Last week's parliamentary elections in Macedonia saw the incumbent EU-skeptic government securing four more years of power. While this will certainly not be treated as a big surprise by the Balkan watchers in Brussels, the re-election of this government and its political platform might soon pose a number of challenging choices for EU policy makers. They have the luxury of avoiding the entire set now but such a choice would turn extremely costly for both geostrategic matters and the EU integration process in the Western Balkans later.
EU accession talks started in 2005 have been derailed by the 2008 decision by Greece to block Macedonia's path to NATO membership and the Macedonian government has since proven to be uninterested in pursuing the Euro-Atlantic route. Instead the authorities embarked on a nation building project based on obscure antics of Alexander the Great, including the construction of a 36-meter statue of the man himself in Skopje's central square.
The two previous administrations of Nikola Gruevski, the prime minister of Macedonia, have irked US and EU officials alike by their tough and unproductive stance on the ongoing name dispute with Greece. They have also registered lackluster performance in fulfilling the requirements of the Accession Partnership of the European Commission’s so-called pre-accession strategy. It is no wonder that the EU is now contemplating revoking Macedonia's candidate status and putting it next to Albania as basket cases of European integration.

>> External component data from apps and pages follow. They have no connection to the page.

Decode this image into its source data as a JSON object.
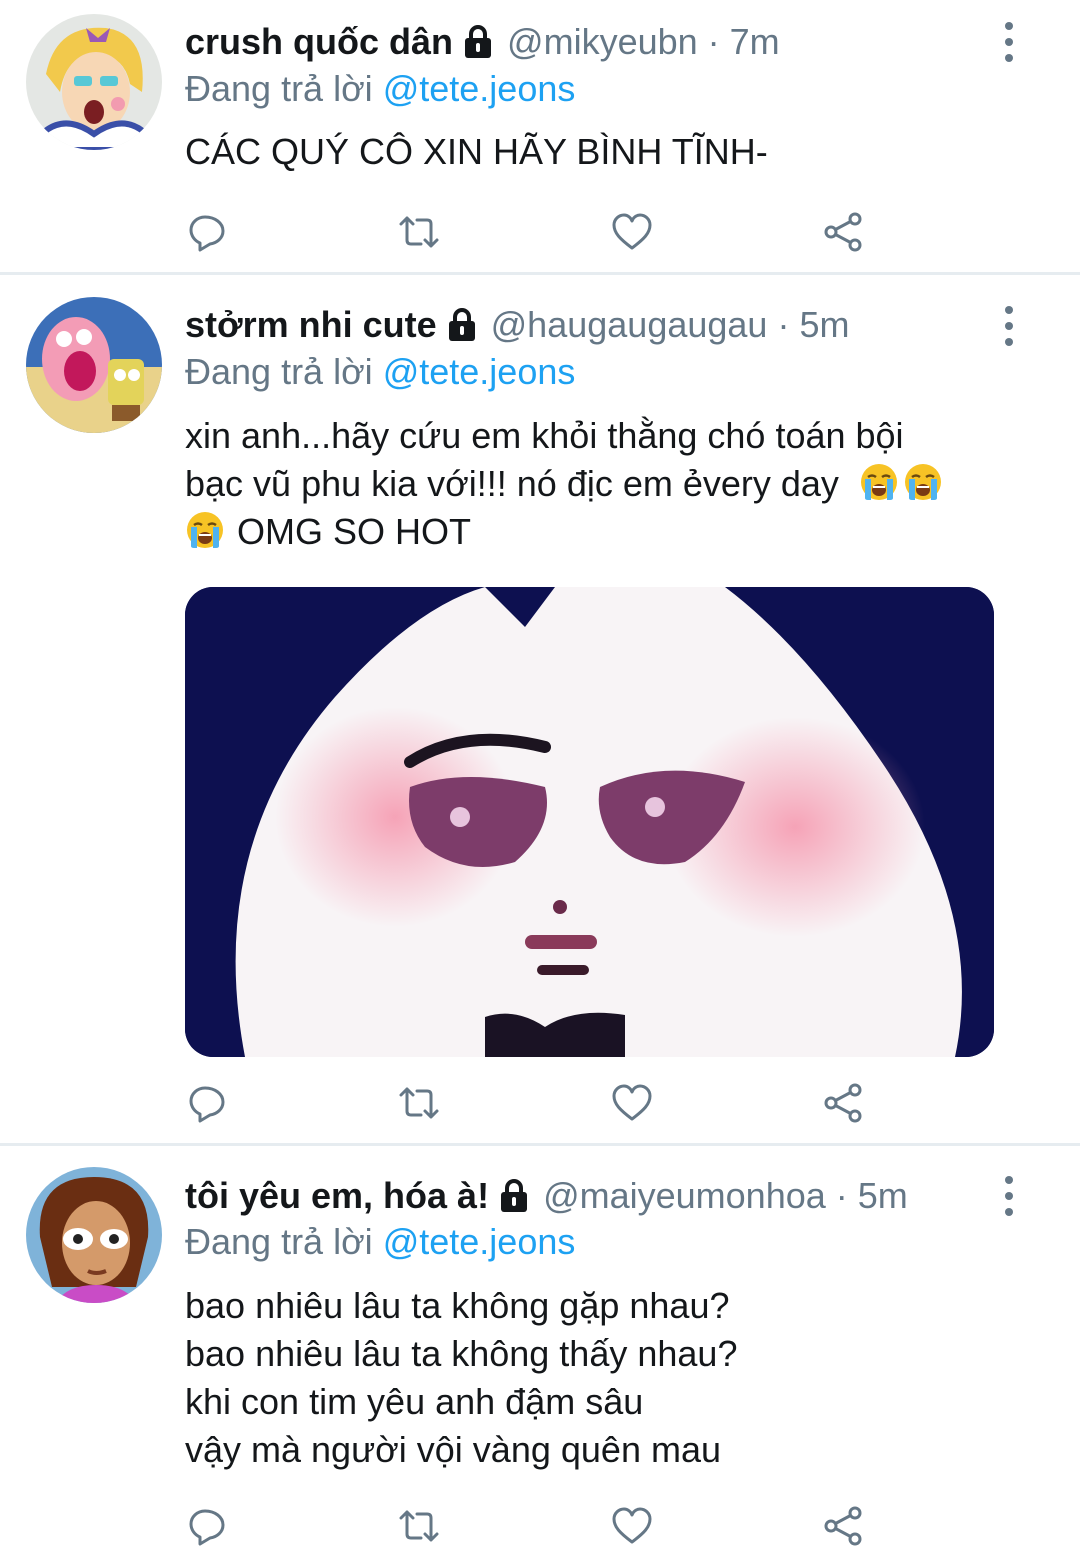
{
  "reply_prefix": "Đang trả lời",
  "colors": {
    "accent": "#1da1f2",
    "secondary": "#657786",
    "divider": "#e6ecf0"
  },
  "tweets": [
    {
      "name": "crush quốc dân",
      "handle": "@mikyeubn",
      "time": "7m",
      "reply_to": "@tete.jeons",
      "text_lines": [
        "CÁC QUÝ CÔ XIN HÃY BÌNH TĨNH-"
      ]
    },
    {
      "name": "stởrm nhi cute",
      "handle": "@haugaugaugau",
      "time": "5m",
      "reply_to": "@tete.jeons",
      "text_lines": [
        "xin anh...hãy cứu em khỏi thằng chó toán bội",
        "bạc vũ phu kia với!!! nó địc em ẻvery day",
        "OMG SO HOT"
      ],
      "emoji": "loudly-crying-face"
    },
    {
      "name": "tôi yêu em, hóa à!",
      "handle": "@maiyeumonhoa",
      "time": "5m",
      "reply_to": "@tete.jeons",
      "text_lines": [
        "bao nhiêu lâu ta không gặp nhau?",
        "bao nhiêu lâu ta không thấy nhau?",
        "khi con tim yêu anh đậm sâu",
        "vậy mà người vội vàng quên mau"
      ]
    }
  ],
  "actions": [
    "reply-icon",
    "retweet-icon",
    "like-icon",
    "share-icon"
  ]
}
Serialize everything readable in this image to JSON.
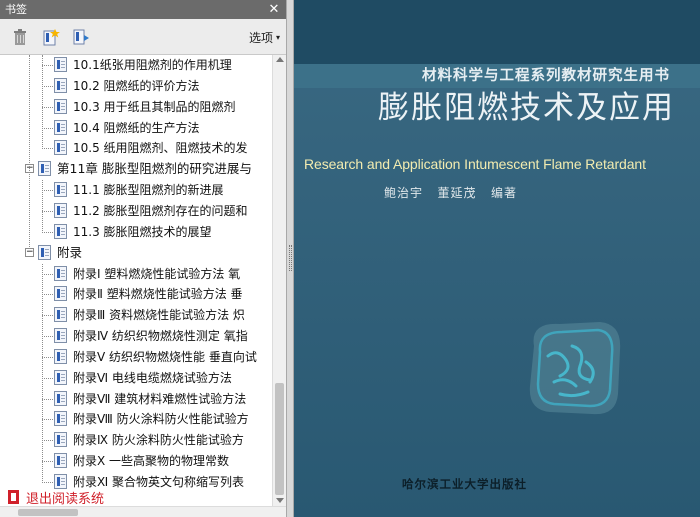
{
  "pane": {
    "title": "书签",
    "options_label": "选项",
    "options_arrow": "▾",
    "close_glyph": "✕",
    "toolbar_icons": [
      "delete-bookmark-icon",
      "new-bookmark-icon",
      "expand-bookmark-icon"
    ]
  },
  "tree": {
    "rows": [
      {
        "kind": "leaf",
        "label": "10.1纸张用阻燃剂的作用机理"
      },
      {
        "kind": "leaf",
        "label": "10.2 阻燃纸的评价方法"
      },
      {
        "kind": "leaf",
        "label": "10.3 用于纸且其制品的阻燃剂"
      },
      {
        "kind": "leaf",
        "label": "10.4 阻燃纸的生产方法"
      },
      {
        "kind": "leaf",
        "label": "10.5 纸用阻燃剂、阻燃技术的发"
      },
      {
        "kind": "chapter",
        "label": "第11章 膨胀型阻燃剂的研究进展与"
      },
      {
        "kind": "leaf",
        "label": "11.1 膨胀型阻燃剂的新进展"
      },
      {
        "kind": "leaf",
        "label": "11.2 膨胀型阻燃剂存在的问题和"
      },
      {
        "kind": "leaf",
        "label": "11.3 膨胀阻燃技术的展望"
      },
      {
        "kind": "chapter",
        "label": "附录"
      },
      {
        "kind": "leaf",
        "label": "附录Ⅰ 塑料燃烧性能试验方法 氧"
      },
      {
        "kind": "leaf",
        "label": "附录Ⅱ 塑料燃烧性能试验方法 垂"
      },
      {
        "kind": "leaf",
        "label": "附录Ⅲ 资料燃烧性能试验方法 炽"
      },
      {
        "kind": "leaf",
        "label": "附录Ⅳ 纺织织物燃烧性测定 氧指"
      },
      {
        "kind": "leaf",
        "label": "附录Ⅴ 纺织织物燃烧性能 垂直向试"
      },
      {
        "kind": "leaf",
        "label": "附录Ⅵ 电线电缆燃烧试验方法"
      },
      {
        "kind": "leaf",
        "label": "附录Ⅶ 建筑材料难燃性试验方法"
      },
      {
        "kind": "leaf",
        "label": "附录Ⅷ 防火涂料防火性能试验方"
      },
      {
        "kind": "leaf",
        "label": "附录Ⅸ 防火涂料防火性能试验方"
      },
      {
        "kind": "leaf",
        "label": "附录Ⅹ 一些高聚物的物理常数"
      },
      {
        "kind": "leaf",
        "label": "附录Ⅺ 聚合物英文句称缩写列表"
      }
    ],
    "exit_label": "退出阅读系统"
  },
  "cover": {
    "series_title": "材料科学与工程系列教材研究生用书",
    "main_title": "膨胀阻燃技术及应用",
    "english_title": "Research and Application Intumescent Flame Retardant",
    "author1": "鲍治宇",
    "author2": "董延茂",
    "author_role": "编著",
    "publisher": "哈尔滨工业大学出版社",
    "seal_text": "签名章"
  },
  "colors": {
    "cover_bg": "#2b5d78",
    "english_title": "#f2ecb0",
    "exit_text": "#d0202a",
    "header_bg": "#6b6b6b"
  }
}
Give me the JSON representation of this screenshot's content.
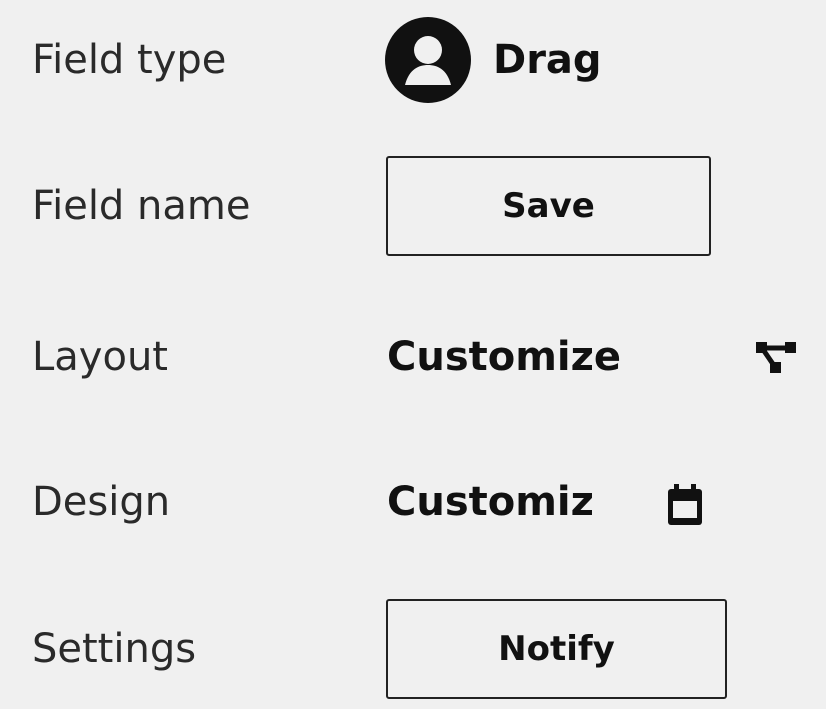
{
  "rows": [
    {
      "label": "Field type"
    },
    {
      "label": "Field name"
    },
    {
      "label": "Layout"
    },
    {
      "label": "Design"
    },
    {
      "label": "Settings"
    }
  ],
  "field_type": {
    "value": "Drag",
    "icon": "user-avatar-icon"
  },
  "field_name": {
    "button_label": "Save"
  },
  "layout": {
    "value": "Customize",
    "icon": "share-nodes-icon"
  },
  "design": {
    "value": "Customiz",
    "icon": "calendar-icon"
  },
  "settings": {
    "button_label": "Notify"
  },
  "colors": {
    "background": "#f0f0f0",
    "text": "#111111",
    "label_text": "#2a2a2a",
    "border": "#222222"
  }
}
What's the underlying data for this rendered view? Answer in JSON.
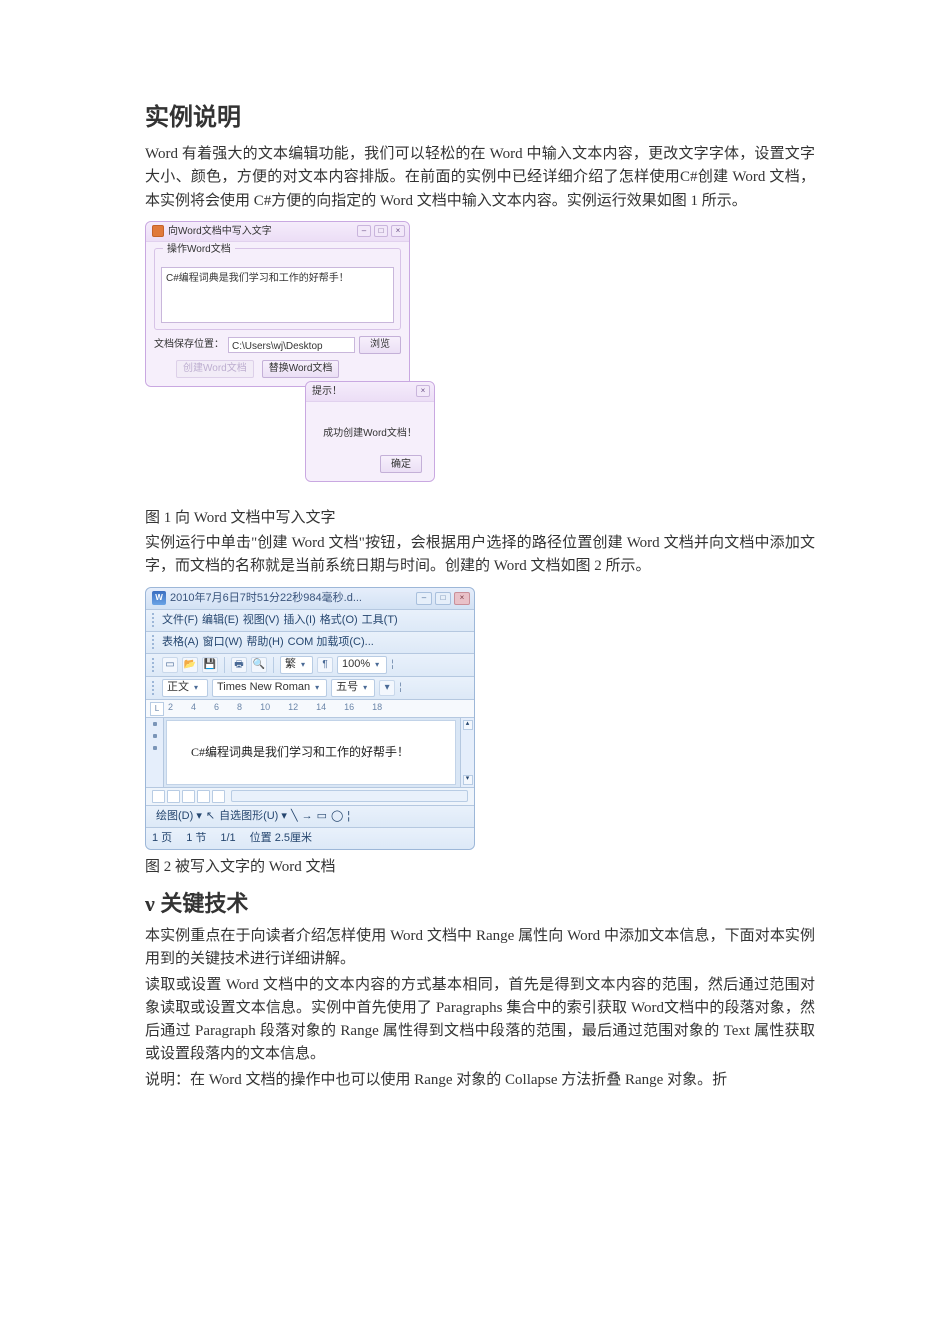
{
  "heading1": "实例说明",
  "para1": "Word 有着强大的文本编辑功能，我们可以轻松的在 Word 中输入文本内容，更改文字字体，设置文字大小、颜色，方便的对文本内容排版。在前面的实例中已经详细介绍了怎样使用C#创建 Word 文档，本实例将会使用 C#方便的向指定的 Word 文档中输入文本内容。实例运行效果如图 1 所示。",
  "fig1": {
    "app": {
      "title": "向Word文档中写入文字",
      "min": "–",
      "max": "□",
      "close": "×",
      "group_legend": "操作Word文档",
      "textbox_value": "C#编程词典是我们学习和工作的好帮手！",
      "path_label": "文档保存位置：",
      "path_value": "C:\\Users\\wj\\Desktop",
      "browse": "浏览",
      "create_disabled": "创建Word文档",
      "replace": "替换Word文档"
    },
    "msg": {
      "title": "提示！",
      "text": "成功创建Word文档！",
      "ok": "确定"
    }
  },
  "caption1": "图 1   向 Word 文档中写入文字",
  "para2": "实例运行中单击\"创建 Word 文档\"按钮，会根据用户选择的路径位置创建 Word 文档并向文档中添加文字，而文档的名称就是当前系统日期与时间。创建的 Word 文档如图 2 所示。",
  "fig2": {
    "title": "2010年7月6日7时51分22秒984毫秒.d...",
    "min": "–",
    "max": "□",
    "close": "×",
    "menu1": [
      "文件(F)",
      "编辑(E)",
      "视图(V)",
      "插入(I)",
      "格式(O)",
      "工具(T)"
    ],
    "menu2": [
      "表格(A)",
      "窗口(W)",
      "帮助(H)",
      "COM 加载项(C)..."
    ],
    "tb_zoom": "100%",
    "tb_zh": "繁",
    "style": "正文",
    "font": "Times New Roman",
    "size": "五号",
    "ruler_marks": [
      "2",
      "4",
      "6",
      "8",
      "10",
      "12",
      "14",
      "16",
      "18"
    ],
    "doc_text": "C#编程词典是我们学习和工作的好帮手！",
    "draw_label": "绘图(D)",
    "autoshape": "自选图形(U)",
    "status": {
      "page": "1 页",
      "sec": "1 节",
      "frac": "1/1",
      "pos": "位置 2.5厘米"
    }
  },
  "caption2": "图 2   被写入文字的 Word 文档",
  "heading2_prefix": "ν ",
  "heading2": "关键技术",
  "para3": "本实例重点在于向读者介绍怎样使用 Word 文档中 Range 属性向 Word 中添加文本信息，下面对本实例用到的关键技术进行详细讲解。",
  "para4": "读取或设置 Word 文档中的文本内容的方式基本相同，首先是得到文本内容的范围，然后通过范围对象读取或设置文本信息。实例中首先使用了 Paragraphs 集合中的索引获取 Word文档中的段落对象，然后通过 Paragraph 段落对象的 Range 属性得到文档中段落的范围，最后通过范围对象的 Text 属性获取或设置段落内的文本信息。",
  "para5": " 说明：在 Word 文档的操作中也可以使用 Range 对象的 Collapse 方法折叠 Range 对象。折"
}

Solving the name dispute with Greece deserves another attempt. Dropping Macedonia would be a tactical mistake for at least three reasons. First, Gruevski will remain the most powerful figure in Macedonia for the foreseeable future. He is also the only politician with a popular mandate to solve the name dispute with Greece and help mitigate the public outcry through the media it controls.
Second, his dream of economic growth still relies on foreign investment that would most certainly arrive from the EU member states. Gruevski knows he needs money and international recognition to run the state in the way he does it now. An IMF loan was handy but will not last for long. Issuing state bonds comes at an even higher price so the Macedonian government would need to find a more sustainable model if it is to remain in power and keep the population at check in the next four years.
Third, all ethnic Albanian parties and the social democratic opposition support Euro-Atlantic integration and will not oppose solution of the name dispute and normalization of the EU accession process. If pressed, Gruevski cannot continue neglecting this issue now. Neither could he call for snap elections as he did after the NATO Bucharest Summit in 2008 and solidify its power banking on anti Euro-Atlantic sentiment.
Leaving the domestic context aside, the EU would be well-advised to show a new level of engagement before the summer holidays. The upcoming progress report by the European Commission and rumors of accession talks being revoked both seem like good reasons to revive the Macedonia issue right now, which may also lead to Greece becoming open to joining the conversation and move on from the name dispute.
Solving the Greece-Macedonia conundrum would represent a bold step forward for the EU. More importantly, it will pave the way for EU enlargement commissioner Stefan Fule to resume the accession process and add Macedonia to the duo of Montenegro and Serbia that will get a start date for accession talks towards the end of this year.
The window of opportunity for action is very short—before the release of the progress report in October and perhaps an unpredictable turn of events that worsens the Greek financial crisis. Commission officials, especially those in the European External Action Service should use the packed fall calendar to press the newly composed government. It would be a small investment in time and energy that is worth trying since it could bring long-term dividends to all sides. For the EU scoring new points in Balkans would be a way not only to restore its credibility in Macedonia and the region but also give positive signs to those in the European neighborhood and the Middle East.